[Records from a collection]
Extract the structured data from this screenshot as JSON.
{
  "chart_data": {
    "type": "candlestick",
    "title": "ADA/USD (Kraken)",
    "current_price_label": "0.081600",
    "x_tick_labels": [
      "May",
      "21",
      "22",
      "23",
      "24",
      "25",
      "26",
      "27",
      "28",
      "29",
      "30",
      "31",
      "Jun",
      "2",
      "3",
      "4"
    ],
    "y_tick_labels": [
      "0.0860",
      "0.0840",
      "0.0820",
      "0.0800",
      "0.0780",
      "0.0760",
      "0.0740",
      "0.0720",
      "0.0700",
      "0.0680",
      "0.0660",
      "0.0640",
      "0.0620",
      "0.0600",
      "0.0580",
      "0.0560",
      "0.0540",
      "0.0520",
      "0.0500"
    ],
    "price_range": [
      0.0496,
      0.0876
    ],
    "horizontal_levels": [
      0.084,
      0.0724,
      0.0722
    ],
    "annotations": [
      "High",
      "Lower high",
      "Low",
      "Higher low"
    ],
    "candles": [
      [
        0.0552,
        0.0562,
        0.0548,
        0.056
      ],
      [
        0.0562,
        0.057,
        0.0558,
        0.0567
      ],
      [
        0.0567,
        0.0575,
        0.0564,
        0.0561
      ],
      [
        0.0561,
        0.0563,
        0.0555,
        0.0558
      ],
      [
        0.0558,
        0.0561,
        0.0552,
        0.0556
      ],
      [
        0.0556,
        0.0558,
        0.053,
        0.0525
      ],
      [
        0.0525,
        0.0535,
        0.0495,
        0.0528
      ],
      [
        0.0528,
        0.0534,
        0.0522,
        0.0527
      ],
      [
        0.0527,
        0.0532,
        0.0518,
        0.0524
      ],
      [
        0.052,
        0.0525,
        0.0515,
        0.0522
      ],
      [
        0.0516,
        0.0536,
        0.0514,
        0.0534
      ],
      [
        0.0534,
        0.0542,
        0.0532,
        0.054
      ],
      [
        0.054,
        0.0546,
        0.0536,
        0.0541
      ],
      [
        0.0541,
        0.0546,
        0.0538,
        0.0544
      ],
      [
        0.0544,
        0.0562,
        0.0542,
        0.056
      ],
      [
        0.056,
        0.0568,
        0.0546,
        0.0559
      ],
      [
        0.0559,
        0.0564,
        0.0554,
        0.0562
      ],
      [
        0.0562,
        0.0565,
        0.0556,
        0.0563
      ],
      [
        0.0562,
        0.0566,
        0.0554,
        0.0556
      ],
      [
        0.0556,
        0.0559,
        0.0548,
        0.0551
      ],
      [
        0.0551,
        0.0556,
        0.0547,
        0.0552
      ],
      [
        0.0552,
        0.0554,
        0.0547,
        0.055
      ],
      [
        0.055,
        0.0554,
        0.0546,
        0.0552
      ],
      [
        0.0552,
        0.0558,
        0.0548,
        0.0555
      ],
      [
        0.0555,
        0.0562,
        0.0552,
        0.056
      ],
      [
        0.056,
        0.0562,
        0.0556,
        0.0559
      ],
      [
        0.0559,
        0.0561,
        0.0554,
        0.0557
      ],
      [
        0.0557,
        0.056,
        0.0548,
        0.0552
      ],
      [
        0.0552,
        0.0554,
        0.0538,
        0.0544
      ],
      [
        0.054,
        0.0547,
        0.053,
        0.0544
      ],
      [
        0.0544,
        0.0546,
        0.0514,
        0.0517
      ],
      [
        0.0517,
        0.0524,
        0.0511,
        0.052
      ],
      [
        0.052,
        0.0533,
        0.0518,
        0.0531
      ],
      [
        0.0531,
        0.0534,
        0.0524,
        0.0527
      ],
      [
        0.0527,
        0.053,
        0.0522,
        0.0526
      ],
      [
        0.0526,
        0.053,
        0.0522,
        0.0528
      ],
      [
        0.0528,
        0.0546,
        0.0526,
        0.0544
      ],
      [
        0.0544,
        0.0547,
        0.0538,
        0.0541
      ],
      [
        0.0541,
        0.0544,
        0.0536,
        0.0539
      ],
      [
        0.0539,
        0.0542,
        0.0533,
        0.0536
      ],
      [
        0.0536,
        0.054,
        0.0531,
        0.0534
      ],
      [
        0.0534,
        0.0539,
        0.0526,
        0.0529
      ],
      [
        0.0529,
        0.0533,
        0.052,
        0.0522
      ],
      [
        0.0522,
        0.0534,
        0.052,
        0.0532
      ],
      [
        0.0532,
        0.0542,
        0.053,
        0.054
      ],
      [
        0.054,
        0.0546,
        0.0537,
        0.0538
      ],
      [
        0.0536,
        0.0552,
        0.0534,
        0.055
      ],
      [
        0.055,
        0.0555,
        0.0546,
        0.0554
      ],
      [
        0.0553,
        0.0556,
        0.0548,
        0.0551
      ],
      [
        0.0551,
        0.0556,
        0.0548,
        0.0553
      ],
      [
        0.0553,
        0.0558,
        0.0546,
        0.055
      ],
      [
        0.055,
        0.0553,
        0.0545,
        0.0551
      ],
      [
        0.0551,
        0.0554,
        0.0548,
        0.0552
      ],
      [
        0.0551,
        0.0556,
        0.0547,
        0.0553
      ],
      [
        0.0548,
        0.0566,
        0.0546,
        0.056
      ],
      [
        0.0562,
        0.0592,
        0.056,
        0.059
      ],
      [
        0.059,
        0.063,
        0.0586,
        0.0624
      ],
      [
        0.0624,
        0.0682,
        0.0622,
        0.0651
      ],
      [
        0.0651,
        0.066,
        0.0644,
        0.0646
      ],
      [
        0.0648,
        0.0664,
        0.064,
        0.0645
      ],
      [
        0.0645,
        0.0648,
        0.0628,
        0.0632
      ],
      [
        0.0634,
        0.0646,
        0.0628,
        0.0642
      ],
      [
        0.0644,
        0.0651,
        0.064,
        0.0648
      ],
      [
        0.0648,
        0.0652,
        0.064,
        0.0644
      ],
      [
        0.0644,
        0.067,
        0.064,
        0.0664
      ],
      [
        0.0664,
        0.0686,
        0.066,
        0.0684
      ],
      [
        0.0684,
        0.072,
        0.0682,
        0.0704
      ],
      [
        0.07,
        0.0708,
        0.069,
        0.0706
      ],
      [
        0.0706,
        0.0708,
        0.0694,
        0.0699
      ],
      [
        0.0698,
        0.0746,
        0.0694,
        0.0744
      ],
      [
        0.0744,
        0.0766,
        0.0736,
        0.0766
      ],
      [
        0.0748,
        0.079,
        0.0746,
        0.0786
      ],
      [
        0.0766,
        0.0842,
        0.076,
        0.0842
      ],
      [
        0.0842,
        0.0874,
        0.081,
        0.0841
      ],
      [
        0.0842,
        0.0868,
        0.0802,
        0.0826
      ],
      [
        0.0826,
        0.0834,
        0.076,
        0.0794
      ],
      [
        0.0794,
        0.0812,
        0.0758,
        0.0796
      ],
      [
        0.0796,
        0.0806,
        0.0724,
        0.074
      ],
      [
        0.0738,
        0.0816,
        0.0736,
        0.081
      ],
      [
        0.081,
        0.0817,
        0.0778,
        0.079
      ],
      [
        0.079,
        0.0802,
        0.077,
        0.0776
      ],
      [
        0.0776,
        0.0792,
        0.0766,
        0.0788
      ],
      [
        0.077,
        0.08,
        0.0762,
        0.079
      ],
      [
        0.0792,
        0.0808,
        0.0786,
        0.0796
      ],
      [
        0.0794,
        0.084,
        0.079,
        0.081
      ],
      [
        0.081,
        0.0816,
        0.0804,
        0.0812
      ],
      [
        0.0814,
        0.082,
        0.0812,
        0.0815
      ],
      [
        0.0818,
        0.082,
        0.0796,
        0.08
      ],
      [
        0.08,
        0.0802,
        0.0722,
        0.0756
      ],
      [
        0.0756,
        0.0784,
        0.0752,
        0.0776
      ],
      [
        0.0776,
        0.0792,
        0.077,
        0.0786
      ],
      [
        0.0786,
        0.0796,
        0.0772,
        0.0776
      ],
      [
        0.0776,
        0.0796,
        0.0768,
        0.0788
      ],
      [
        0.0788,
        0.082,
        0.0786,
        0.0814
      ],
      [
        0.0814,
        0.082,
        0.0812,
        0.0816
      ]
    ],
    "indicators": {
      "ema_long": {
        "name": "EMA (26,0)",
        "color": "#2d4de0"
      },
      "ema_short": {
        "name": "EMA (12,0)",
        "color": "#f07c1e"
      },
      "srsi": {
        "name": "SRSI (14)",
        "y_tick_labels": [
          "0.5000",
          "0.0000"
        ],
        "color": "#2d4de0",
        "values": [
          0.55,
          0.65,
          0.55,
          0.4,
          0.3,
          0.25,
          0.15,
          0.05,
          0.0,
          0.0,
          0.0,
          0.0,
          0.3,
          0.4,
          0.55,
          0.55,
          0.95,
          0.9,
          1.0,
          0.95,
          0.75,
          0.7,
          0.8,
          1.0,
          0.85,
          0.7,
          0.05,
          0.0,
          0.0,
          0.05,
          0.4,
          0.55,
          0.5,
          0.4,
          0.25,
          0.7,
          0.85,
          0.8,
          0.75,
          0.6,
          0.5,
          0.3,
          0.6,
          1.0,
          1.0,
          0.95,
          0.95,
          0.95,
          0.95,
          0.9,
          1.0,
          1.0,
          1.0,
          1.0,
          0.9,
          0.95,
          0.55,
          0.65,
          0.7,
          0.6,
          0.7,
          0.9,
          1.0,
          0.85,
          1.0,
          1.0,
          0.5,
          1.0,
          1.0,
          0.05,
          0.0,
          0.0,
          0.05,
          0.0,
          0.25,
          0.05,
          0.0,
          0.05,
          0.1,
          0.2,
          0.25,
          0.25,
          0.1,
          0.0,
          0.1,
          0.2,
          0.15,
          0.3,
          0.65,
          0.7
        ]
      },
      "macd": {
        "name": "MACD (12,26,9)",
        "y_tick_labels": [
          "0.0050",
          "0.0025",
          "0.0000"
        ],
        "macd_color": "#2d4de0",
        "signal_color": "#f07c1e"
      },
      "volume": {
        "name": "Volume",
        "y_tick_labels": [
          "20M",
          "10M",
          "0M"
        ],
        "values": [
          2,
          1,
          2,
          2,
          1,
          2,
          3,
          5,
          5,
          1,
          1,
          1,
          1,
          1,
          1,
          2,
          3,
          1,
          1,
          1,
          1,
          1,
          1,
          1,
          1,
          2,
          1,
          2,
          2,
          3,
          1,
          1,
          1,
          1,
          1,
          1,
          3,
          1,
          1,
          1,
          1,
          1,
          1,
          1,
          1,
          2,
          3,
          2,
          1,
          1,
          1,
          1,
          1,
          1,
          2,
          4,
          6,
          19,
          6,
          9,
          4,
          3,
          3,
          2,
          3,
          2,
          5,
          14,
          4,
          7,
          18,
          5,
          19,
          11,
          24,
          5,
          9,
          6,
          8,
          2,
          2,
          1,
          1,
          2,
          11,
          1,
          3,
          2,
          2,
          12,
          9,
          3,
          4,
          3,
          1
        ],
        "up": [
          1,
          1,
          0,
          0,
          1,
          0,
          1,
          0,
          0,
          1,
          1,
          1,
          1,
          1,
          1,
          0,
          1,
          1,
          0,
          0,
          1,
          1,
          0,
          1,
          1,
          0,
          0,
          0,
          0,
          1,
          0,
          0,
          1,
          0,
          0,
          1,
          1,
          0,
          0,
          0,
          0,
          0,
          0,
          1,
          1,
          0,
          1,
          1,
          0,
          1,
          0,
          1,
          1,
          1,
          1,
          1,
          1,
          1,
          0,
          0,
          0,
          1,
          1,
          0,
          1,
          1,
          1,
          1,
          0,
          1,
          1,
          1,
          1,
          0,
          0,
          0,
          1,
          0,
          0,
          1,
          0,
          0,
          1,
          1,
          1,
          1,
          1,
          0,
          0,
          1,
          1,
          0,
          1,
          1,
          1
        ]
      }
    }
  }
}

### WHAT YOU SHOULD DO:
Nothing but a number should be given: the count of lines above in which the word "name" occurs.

### REPLY:
5